Most of the Jews in Bielitz have left the city for the Gouvernement. Before the war there were eight thousand Jews in Bielitz, but that number has now dwindled to about three hundred. A few of Gerda’s friends are left, including LlseKleinzähler.
Low on money, the family survives by making dresses, sweaters, and bonnets, and selling them in the neighborhood. People pay for them with food.
In May, Gerda celebrates her sixteenth birthday. A letter from Arthur arrives that very day, with a picture of him enclosed.
The family follows the war news gloomily as German successes continue. France falls. In September they learn that Mr. Pipersberg is living in hiding in the Gouvernement.

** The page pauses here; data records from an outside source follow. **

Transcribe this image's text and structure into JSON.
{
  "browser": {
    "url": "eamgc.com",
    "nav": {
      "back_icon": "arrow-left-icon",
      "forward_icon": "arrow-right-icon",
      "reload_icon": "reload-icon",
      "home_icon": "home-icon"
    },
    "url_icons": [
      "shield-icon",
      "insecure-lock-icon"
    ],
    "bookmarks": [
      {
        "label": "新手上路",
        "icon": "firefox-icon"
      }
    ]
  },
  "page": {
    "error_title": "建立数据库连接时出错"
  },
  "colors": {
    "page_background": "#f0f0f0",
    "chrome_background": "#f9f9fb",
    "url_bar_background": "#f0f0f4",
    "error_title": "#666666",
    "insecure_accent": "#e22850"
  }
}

When 1941 dawns, Gerda is convinced that the war will end that year. In the spring comes the news that the Germans have invaded Russia, and the former Russian-controlled parts of Poland (including Lwow) are now in German hands. Gerda worries about what may happen to Arthur.
Inspired by her meeting with Ulla, a local woman in her twenties who has a PhD in English, Gerda starts to take English lessons from Ulla. One day in July she is on her way to Ulla’s for a lesson when she is stopped by a policeman, who discovers her English textbook. He takes her to the police station, since learning English is illegal. At the police station, an officer tells her that learning English is a “terrible crime.” He tells her she will be punished, but then sends her home just with a warning not to learn English anymore.
In September 1941, Gerda and Lise visit a Jewish boys’ camp that has been set up by the SS just outside Bielitz. The camp is a converted factory where art and furniture confiscated from Jews is stored and repaired if necessary. There she meets AbekFeigenblatt, who takes an interest in her and walks her home. Gerda thinks he is about thirty years old and therefore “practically an old man.”
The officer at the police station who sends Gerda home rather than punishing her for learning English is the first of only two Germans Gerda encounters during World War II who behaves in a civilized way, as if they have human feelings.
In spite of the horrible nature of the story Gerda has to tell, the memoir is also about love and the many forms it takes in extremely difficult circumstances, including love of family and friends, and also romantic love. This chapter introduces Abek, who falls in love with Gerda and will become an important figure in her life, although her feelings for him will throughout be ambivalent.